Turtles | St. Louis Public Radio

Turtles

A box turtle
Shawn Klein

On a chilly, gray morning in Forest Park, three St. Louis Zoo scientists switched on 20-inch-long antennas to begin their search for a turtle named Pumpkin. 

Pumpkin is one of nine box turtles in Forest Park that scientists have tagged with tracking devices. Researchers at the St. Louis Zoo and St. Louis University are tracking box turtles in the city’s largest park and in a remote area in southwest St. Louis County to study how they thrive in urban and rural environments.

Palmer and her colleagues at the zoo recently reported in the journal Frontiers that the three-toed box turtles in the park have a higher mortality rate than the ones they tracked in the woods near Washington University’s Tyson Research Center.

While part of the St. Louis Box Turtle Project, Georgette survived a serious bacterial infection and an animal attack. She died during the polar vortex at approximately age 15.
Jamie Palmer | St. Louis Zoo Institute of Conservation Medicine

For those who knew her, Georgette was a feisty drifter who lived and died in Forest Park.

She was also somewhat of a local celebrity.

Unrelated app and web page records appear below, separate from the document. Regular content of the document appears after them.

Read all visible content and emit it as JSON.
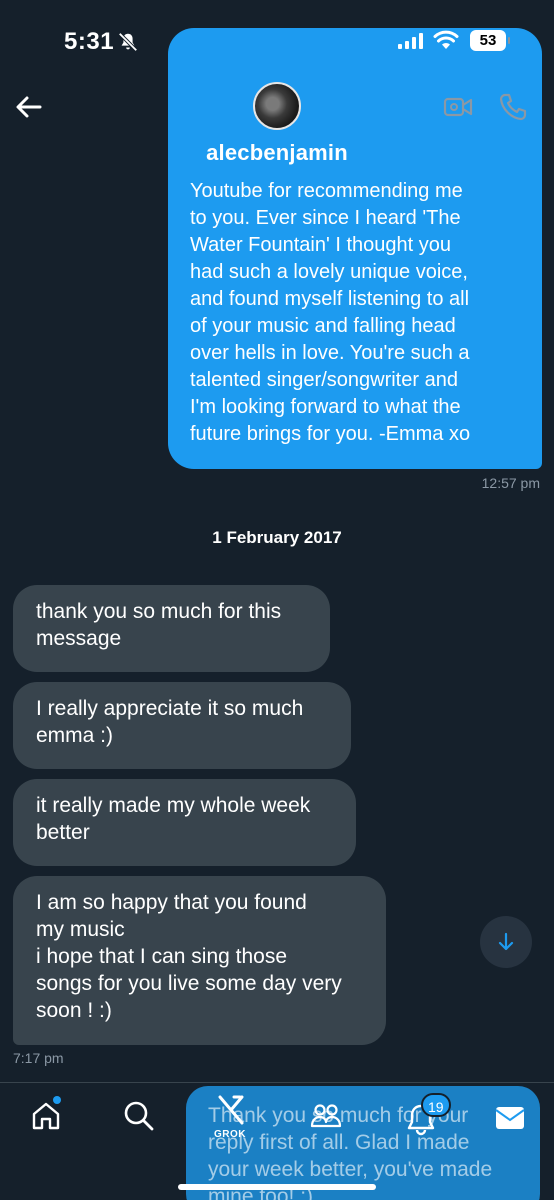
{
  "status_bar": {
    "time": "5:31",
    "battery": "53"
  },
  "header": {
    "username": "alecbenjamin"
  },
  "sent_message": {
    "lines": [
      "Youtube for recommending me",
      "to you. Ever since I heard 'The",
      "Water Fountain' I thought you",
      "had such a lovely unique voice,",
      "and found myself listening to all",
      "of your music and falling head",
      "over hells in love. You're such a",
      "talented singer/songwriter and",
      "I'm looking forward to what the",
      "future brings for you. -Emma xo"
    ],
    "time": "12:57 pm"
  },
  "date_separator": "1 February 2017",
  "received_messages": [
    {
      "lines": [
        "thank you so much for this",
        "message"
      ]
    },
    {
      "lines": [
        "I really appreciate it so much",
        "emma :)"
      ]
    },
    {
      "lines": [
        "it really made my whole week",
        "better"
      ]
    },
    {
      "lines": [
        "I am so happy that you found",
        "my music",
        "i hope that I can sing those",
        "songs for you live some day very",
        "soon ! :)"
      ]
    }
  ],
  "received_time": "7:17 pm",
  "bottom_nav": {
    "items": [
      {
        "icon": "home-icon"
      },
      {
        "icon": "search-icon"
      },
      {
        "icon": "grok-icon",
        "label": "GROK"
      },
      {
        "icon": "communities-icon"
      },
      {
        "icon": "notifications-icon",
        "badge": "19"
      },
      {
        "icon": "messages-icon"
      }
    ]
  },
  "composer_draft": {
    "lines": [
      "Thank you so much for your",
      "reply first of all. Glad I made",
      "your week better, you've made",
      "mine too! :)"
    ]
  },
  "colors": {
    "background": "#15202b",
    "accent": "#1d9bf0",
    "received_bubble": "#38444d",
    "muted_text": "#8b98a5"
  }
}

The three-toed box turtle was one of the oldest subjects in the St. Louis Box Turtle Project, a study designed to understand the health and movement of urban turtles. Even among her armored prehistoric kin, Georgette was particularly tenacious. In 2014, she survived a serious bacterial infection, and a few months later, lost her front leg in an animal attack.

An alligator snapping turtle, one of several wild turtle species that live in Missouri.
File Photo | United States Fish and Wildlife Service

Wild turtles in Missouri may soon be protected from trappers, as the Missouri Department of Conservation proposed a ban this week on the commercial harvest of turtles in the state. 

Many wild turtles that are captured and exported from the United States are sold as exotic pets or processed into food and traditional Chinese medicine. Missouri is one of a few states in the country that doesn't impose a limit on how many wild turtles that trappers can collect.

Forest Park Forever Nature Works field coordinator Billy Haag holds a turtle trap at a manmade waterway in the park.
Courtesy of Forest Park Forever

Scientists have started to take stock of the turtles that live in Forest Park to protect them from upcoming construction projects and improve their habitat.

The project, called the Wildlife Impact Mitigation and Inventory Plan, aims to catalog the different species that live in the park, particularly along a 2.5-mile waterway. 

An alligator snapping turtle, one of several wild turtle species that live in Missouri.
File Photo | United States Fish and Wildlife Service

Environmental attorneys have petitioned the Missouri Department of Natural Resources to ban commercial trapping of the state's freshwater turtles. 

The Center for Biological Diversity and the Great Rivers Law Center filed the petition Wednesday, arguing that harvesting turtles has led significantly to the decline of many species. In the last five years, more than 17 million freshwater turtles have been exported from the U.S. to Asia to be processed into food and traditional Chinese medicine.

Missouri is one of a few states that doesn't impose a limit on how many turtles anyone with a commercial fishing permit may take. 

(Centers for Disease Control and Prevention)

Ok, we realize the headline is a little alarmist - but the latest data from the Centers for Disease Control and Prevention actually suggests it's not that far-fetched.